Exact wording is required: give all the records again, minus the pictures.

| DATA FOR PROCESSING |
BEGIN
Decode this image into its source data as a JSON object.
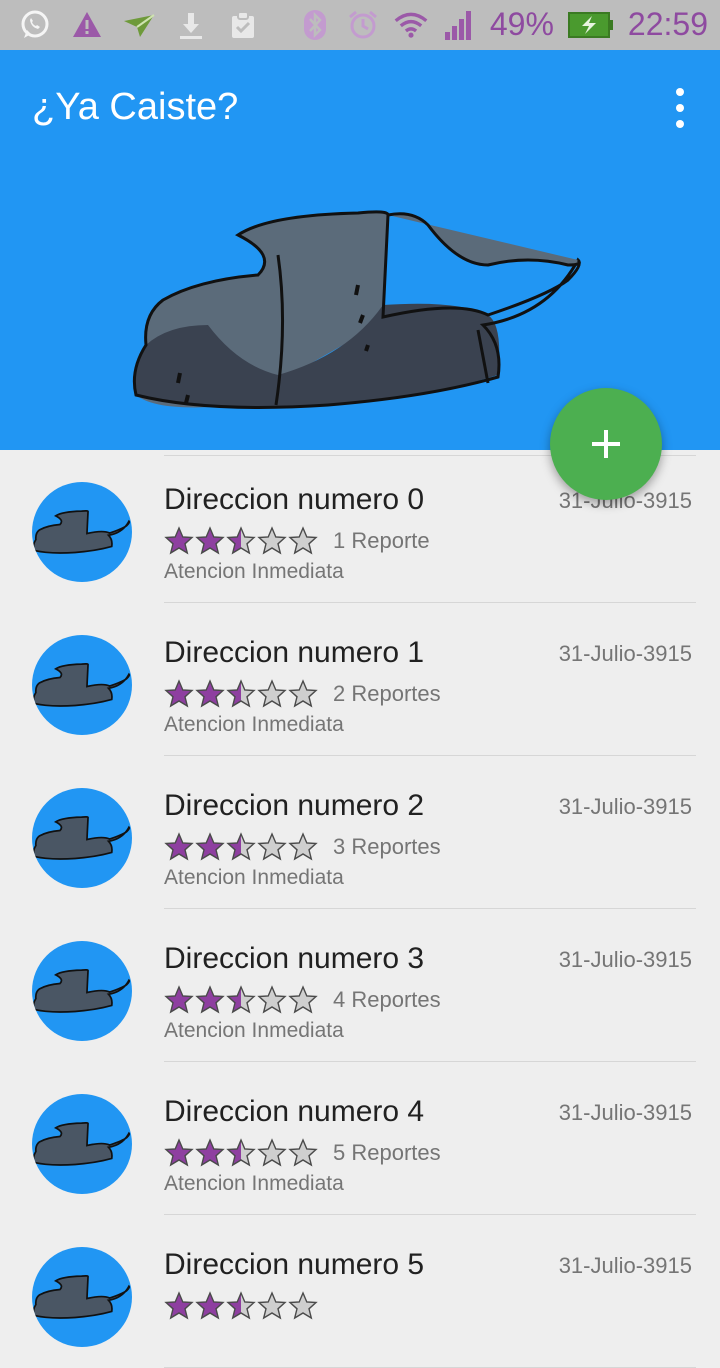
{
  "status_bar": {
    "battery": "49%",
    "time": "22:59",
    "left_icons": [
      "whatsapp-icon",
      "warning-icon",
      "send-icon",
      "download-icon",
      "clipboard-icon"
    ],
    "right_icons": [
      "bluetooth-icon",
      "alarm-icon",
      "wifi-icon",
      "signal-icon",
      "battery-icon"
    ]
  },
  "app_bar": {
    "title": "¿Ya Caiste?",
    "menu_icon": "more-vertical-icon",
    "color": "#2196f3"
  },
  "fab": {
    "icon": "plus-icon",
    "color": "#4caf50"
  },
  "list": {
    "items": [
      {
        "title": "Direccion numero 0",
        "date": "31-Julio-3915",
        "rating": 2.5,
        "reports": "1 Reporte",
        "subtitle": "Atencion Inmediata"
      },
      {
        "title": "Direccion numero 1",
        "date": "31-Julio-3915",
        "rating": 2.5,
        "reports": "2 Reportes",
        "subtitle": "Atencion Inmediata"
      },
      {
        "title": "Direccion numero 2",
        "date": "31-Julio-3915",
        "rating": 2.5,
        "reports": "3 Reportes",
        "subtitle": "Atencion Inmediata"
      },
      {
        "title": "Direccion numero 3",
        "date": "31-Julio-3915",
        "rating": 2.5,
        "reports": "4 Reportes",
        "subtitle": "Atencion Inmediata"
      },
      {
        "title": "Direccion numero 4",
        "date": "31-Julio-3915",
        "rating": 2.5,
        "reports": "5 Reportes",
        "subtitle": "Atencion Inmediata"
      },
      {
        "title": "Direccion numero 5",
        "date": "31-Julio-3915",
        "rating": 2.5,
        "reports": "",
        "subtitle": ""
      }
    ]
  },
  "colors": {
    "star": "#8e3fa0",
    "accent": "#2196f3"
  }
}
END
| ANSWER SPACE |
Decode this image into its source data as a JSON object.
{
  "status_bar": {
    "battery": "49%",
    "time": "22:59",
    "left_icons": [
      "whatsapp-icon",
      "warning-icon",
      "send-icon",
      "download-icon",
      "clipboard-icon"
    ],
    "right_icons": [
      "bluetooth-icon",
      "alarm-icon",
      "wifi-icon",
      "signal-icon",
      "battery-icon"
    ]
  },
  "app_bar": {
    "title": "¿Ya Caiste?",
    "menu_icon": "more-vertical-icon",
    "color": "#2196f3"
  },
  "fab": {
    "icon": "plus-icon",
    "color": "#4caf50"
  },
  "list": {
    "items": [
      {
        "title": "Direccion numero 0",
        "date": "31-Julio-3915",
        "rating": 2.5,
        "reports": "1 Reporte",
        "subtitle": "Atencion Inmediata"
      },
      {
        "title": "Direccion numero 1",
        "date": "31-Julio-3915",
        "rating": 2.5,
        "reports": "2 Reportes",
        "subtitle": "Atencion Inmediata"
      },
      {
        "title": "Direccion numero 2",
        "date": "31-Julio-3915",
        "rating": 2.5,
        "reports": "3 Reportes",
        "subtitle": "Atencion Inmediata"
      },
      {
        "title": "Direccion numero 3",
        "date": "31-Julio-3915",
        "rating": 2.5,
        "reports": "4 Reportes",
        "subtitle": "Atencion Inmediata"
      },
      {
        "title": "Direccion numero 4",
        "date": "31-Julio-3915",
        "rating": 2.5,
        "reports": "5 Reportes",
        "subtitle": "Atencion Inmediata"
      },
      {
        "title": "Direccion numero 5",
        "date": "31-Julio-3915",
        "rating": 2.5,
        "reports": "",
        "subtitle": ""
      }
    ]
  },
  "colors": {
    "star": "#8e3fa0",
    "accent": "#2196f3"
  }
}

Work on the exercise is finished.